func main() {
    // this would be your main() function

    // run the Main function, which calls os.Exit with the appropriate exit status
    mkSubCmdCLI().Main()
}

// Add the following to your tests to validate that there are no collisions
// between command flags:

// package main

// import (
// 	"testing"

// 	"github.com/turbinelabs/test/assert"
// )

// func TestCLI(t *testing.T) {
// 	assert.Nil(t, mkCLI().Validate())
// }

Index

Examples

Package Files

cli.go doc.go

Constants

const HelpSummary = "Show a list of commands or help for one command"
const VersionSummary = "Print the version and exit"

type CLI Uses

type CLI interface {
    // Flags returns a pointer to the global flags for the CLI
    Flags() *flag.FlagSet
    // Set the flags
    SetFlags(*flag.FlagSet)

    // Main serves as the main() function for the CLI. It will parse
    // the command-line arguments and flags, call the appropriate sub-command,
    // and return exit status and output error messages as appropriate.
    Main()

    // Validate can be used to make sure the CLI is well-defined from within
    // unit tests. In particular it will validate that no two flags exist with
    // the same environment key. As a last-ditch effort, Validate will be called
    // at the start of Main. ValidationFlag values may be passed to alter the
    // level of validation performed.
    Validate(...ValidationFlag) error

    // Returns the CLI version data.
    Version() app.Version
}

A CLI represents a command-line application

func New Uses

func New(version string, command *command.Cmd) CLI

New produces a CLI for the given command.Cmd

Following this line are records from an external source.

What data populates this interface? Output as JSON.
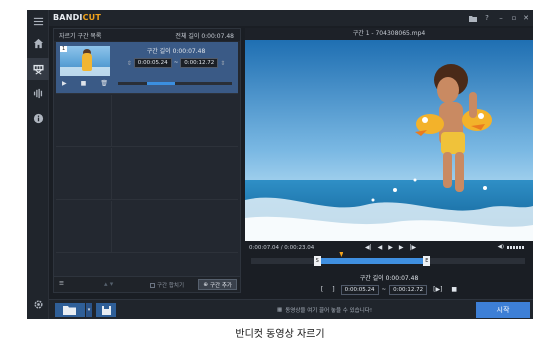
{
  "app": {
    "logo_part1": "BANDI",
    "logo_part2": "CUT",
    "window_controls": [
      "folder-icon",
      "help-icon",
      "minimize-icon",
      "maximize-icon",
      "close-icon"
    ],
    "accent_color": "#3d7fd6",
    "brand_color": "#f2a31b"
  },
  "sidebar": {
    "items": [
      {
        "icon": "menu-icon"
      },
      {
        "icon": "home-icon"
      },
      {
        "icon": "scissors-icon",
        "active": true
      },
      {
        "icon": "audio-waveform-icon"
      },
      {
        "icon": "info-icon"
      },
      {
        "icon": "settings-gear-icon"
      }
    ]
  },
  "segments": {
    "header_left": "자르기 구간 목록",
    "header_right": "전체 길이 0:00:07.48",
    "items": [
      {
        "number": "1",
        "length_label": "구간 길이 0:00:07.48",
        "start": "0:00:05.24",
        "end": "0:00:12.72",
        "mini_progress": 0.25
      }
    ],
    "footer": {
      "merge_label": "구간 합치기",
      "add_label": "구간 추가"
    }
  },
  "preview": {
    "title": "구간 1 - 704308065.mp4",
    "time_display": "0:00:07.04 / 0:00:23.04",
    "selection_start_fraction": 0.24,
    "selection_end_fraction": 0.64,
    "playhead_fraction": 0.33,
    "handle_start_label": "S",
    "handle_end_label": "E",
    "length_label": "구간 길이 0:00:07.48",
    "range_start": "0:00:05.24",
    "range_end": "0:00:12.72"
  },
  "bottom": {
    "hint": "동영상을 여기 끌어 놓을 수 있습니다!",
    "start_label": "시작"
  },
  "caption": "반디컷 동영상 자르기"
}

func NewWithSubCmds Uses

func NewWithSubCmds(
    description string,
    version string,
    command1 *command.Cmd,
    commandsN ...*command.Cmd,
) CLI

NewWithSubCmds produces a CLI for the given app.App and with subcommands for the given command.Cmds.

type ValidationFlag Uses

type ValidationFlag int
const (
    // Skips Validating that global and subcommand help text can
    // be generated.
    ValidateSkipHelpText ValidationFlag = iota
)

Directories

PathSynopsis
appThe app package provides a simple App struct to describe a command-line application, and a Usage interface, which describers the global and command-specific usage of the App.
commandThe command package provides an abstraction for a command-line application sub-command, a means to execute code when that sub-command is invoked, a means to report success/failure status of said code, and generic implementations of help and version sub-commands.
terminal

Package cli imports 14 packages (graph) and is imported by 2 packages. Updated 2018-11-22. Refresh now. Tools for package owners.